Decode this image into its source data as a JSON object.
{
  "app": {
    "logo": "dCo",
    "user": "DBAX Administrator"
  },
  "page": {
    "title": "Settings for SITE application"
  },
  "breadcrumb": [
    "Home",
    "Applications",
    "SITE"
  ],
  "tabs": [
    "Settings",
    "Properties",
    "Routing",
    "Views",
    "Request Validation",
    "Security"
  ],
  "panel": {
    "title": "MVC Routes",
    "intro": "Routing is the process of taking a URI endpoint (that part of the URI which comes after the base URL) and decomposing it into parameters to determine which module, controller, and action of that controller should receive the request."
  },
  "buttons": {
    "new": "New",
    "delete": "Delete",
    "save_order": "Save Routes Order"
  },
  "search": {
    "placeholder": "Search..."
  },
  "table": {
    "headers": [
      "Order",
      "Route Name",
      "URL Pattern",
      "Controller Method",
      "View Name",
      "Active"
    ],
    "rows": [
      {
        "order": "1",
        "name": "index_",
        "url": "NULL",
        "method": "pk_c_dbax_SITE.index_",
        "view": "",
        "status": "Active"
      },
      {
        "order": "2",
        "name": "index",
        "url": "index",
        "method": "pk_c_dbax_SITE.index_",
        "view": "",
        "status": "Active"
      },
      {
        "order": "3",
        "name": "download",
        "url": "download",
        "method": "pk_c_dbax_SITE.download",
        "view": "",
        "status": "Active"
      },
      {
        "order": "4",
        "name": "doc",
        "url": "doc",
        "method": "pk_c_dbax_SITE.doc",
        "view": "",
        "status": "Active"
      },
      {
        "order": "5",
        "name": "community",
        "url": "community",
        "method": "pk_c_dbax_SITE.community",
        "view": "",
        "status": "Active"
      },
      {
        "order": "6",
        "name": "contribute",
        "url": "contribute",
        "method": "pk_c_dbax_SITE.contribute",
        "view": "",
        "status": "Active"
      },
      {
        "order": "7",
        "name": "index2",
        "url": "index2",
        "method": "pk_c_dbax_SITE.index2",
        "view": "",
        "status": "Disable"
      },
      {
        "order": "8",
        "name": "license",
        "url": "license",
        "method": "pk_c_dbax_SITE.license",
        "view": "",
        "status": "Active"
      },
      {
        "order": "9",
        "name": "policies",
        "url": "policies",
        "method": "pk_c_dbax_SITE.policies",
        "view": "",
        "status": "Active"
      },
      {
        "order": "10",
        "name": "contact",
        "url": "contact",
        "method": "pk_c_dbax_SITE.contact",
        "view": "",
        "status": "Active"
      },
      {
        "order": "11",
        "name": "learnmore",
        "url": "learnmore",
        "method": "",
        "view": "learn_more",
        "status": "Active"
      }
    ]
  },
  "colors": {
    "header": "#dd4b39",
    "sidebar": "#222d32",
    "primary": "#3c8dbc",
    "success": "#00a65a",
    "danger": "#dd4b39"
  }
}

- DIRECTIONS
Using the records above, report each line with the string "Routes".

- SOLVED PROBLEM
    "title": "MVC Routes",
    "save_order": "Save Routes Order"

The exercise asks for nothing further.